Wendy Moss| HealthGreatness
Dietary fiber is a staple of the human diet. Fiber serves several purposes within the body and helps it to maintain proper function both in the digestive tract as well as the circulatory system. While some types of fiber are water soluble and broken down within the body, others are made of cellulose and cannot be easily digested. These two forms of fiber each of a function in keeping the body healthy.
Water Soluble Fiber

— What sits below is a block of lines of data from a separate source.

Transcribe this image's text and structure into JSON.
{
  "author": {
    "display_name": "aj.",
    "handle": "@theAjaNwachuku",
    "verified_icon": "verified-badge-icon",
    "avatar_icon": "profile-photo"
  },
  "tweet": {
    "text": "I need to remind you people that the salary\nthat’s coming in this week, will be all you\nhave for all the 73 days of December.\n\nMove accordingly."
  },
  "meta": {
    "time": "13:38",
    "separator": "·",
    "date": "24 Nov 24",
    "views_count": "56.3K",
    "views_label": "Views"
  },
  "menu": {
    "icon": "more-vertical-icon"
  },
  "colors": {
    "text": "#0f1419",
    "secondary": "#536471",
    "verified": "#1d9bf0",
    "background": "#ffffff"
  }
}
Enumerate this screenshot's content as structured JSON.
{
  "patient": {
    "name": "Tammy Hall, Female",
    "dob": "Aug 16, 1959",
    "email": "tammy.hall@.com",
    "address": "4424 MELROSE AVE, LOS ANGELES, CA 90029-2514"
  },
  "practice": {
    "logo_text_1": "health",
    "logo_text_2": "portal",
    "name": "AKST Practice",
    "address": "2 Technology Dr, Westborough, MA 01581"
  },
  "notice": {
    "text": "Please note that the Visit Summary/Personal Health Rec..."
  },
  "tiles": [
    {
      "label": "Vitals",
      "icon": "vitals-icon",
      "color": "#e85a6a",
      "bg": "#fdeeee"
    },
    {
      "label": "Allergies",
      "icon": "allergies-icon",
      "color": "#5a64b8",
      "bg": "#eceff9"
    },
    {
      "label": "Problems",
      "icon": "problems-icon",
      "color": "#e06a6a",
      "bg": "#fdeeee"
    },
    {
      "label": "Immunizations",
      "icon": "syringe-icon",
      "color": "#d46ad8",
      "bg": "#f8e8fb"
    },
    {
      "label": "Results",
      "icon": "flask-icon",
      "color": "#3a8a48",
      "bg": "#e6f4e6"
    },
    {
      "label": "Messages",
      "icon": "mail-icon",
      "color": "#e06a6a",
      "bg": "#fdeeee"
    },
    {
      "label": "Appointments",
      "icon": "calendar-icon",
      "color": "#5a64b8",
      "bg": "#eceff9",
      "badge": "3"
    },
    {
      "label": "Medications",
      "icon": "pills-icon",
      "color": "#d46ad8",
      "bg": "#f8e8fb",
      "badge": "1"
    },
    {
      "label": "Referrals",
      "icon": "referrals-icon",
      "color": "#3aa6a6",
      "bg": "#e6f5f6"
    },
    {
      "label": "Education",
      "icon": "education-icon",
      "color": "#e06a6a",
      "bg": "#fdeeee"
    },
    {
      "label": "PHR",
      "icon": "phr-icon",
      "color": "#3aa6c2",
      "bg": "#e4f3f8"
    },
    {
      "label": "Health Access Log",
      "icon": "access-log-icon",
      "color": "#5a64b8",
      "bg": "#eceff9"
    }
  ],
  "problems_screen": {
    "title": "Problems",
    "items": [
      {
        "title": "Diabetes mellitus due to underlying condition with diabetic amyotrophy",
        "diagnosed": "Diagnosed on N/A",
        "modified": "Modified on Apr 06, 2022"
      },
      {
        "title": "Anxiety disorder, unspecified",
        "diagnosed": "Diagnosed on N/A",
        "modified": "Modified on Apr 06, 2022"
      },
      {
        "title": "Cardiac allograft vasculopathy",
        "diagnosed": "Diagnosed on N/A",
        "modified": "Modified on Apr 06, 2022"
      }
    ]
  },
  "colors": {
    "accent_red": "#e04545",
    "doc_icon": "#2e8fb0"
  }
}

Water soluble fiber breaks down in the digestive tract and attaches to lipids in the blood stream. These small molecules of cholesterol will travel through the veins making the blood thick and sticky. The more cholesterol in the blood, the more likely it will begin to accumulate in the arteries. This can cause blockages in or near the heart resulting in both heart attacks or strokes. When fiber is introduced, it attaches to the cholesterol and carries it out of the body, preventing it from building up and forming blockages. This also reduces a person’s risk of cardiovascular disease and arteriosclerosis.
Cellulose fiber does not break down in the digestive tract. Instead it moves through the small and large intestines, acting as a makeshift broom. The more fiber within the intestines, the firmer a person’s stools. As the fiber moves along the intestines, it brushes away debris and contaminants that can build up over time. The more fiber introduced to the digestive tract, the more debris that is carried away. This helps to control how the bowel works and keeps it moving regularly. When the right amount of fiber is included in the diet, constipation and diarrhea are not major issues.
Maintaining an adequate amount of fiber helps to control the bowels, as well as keep the circulatory system functioning efficiently. While fresh fruits and vegetables offer modest amounts of fiber, whole grains, legumes, beans and nuts offer an abundance of both types of fiber that help the body maintain the sensitive balance that is needed for optimum health.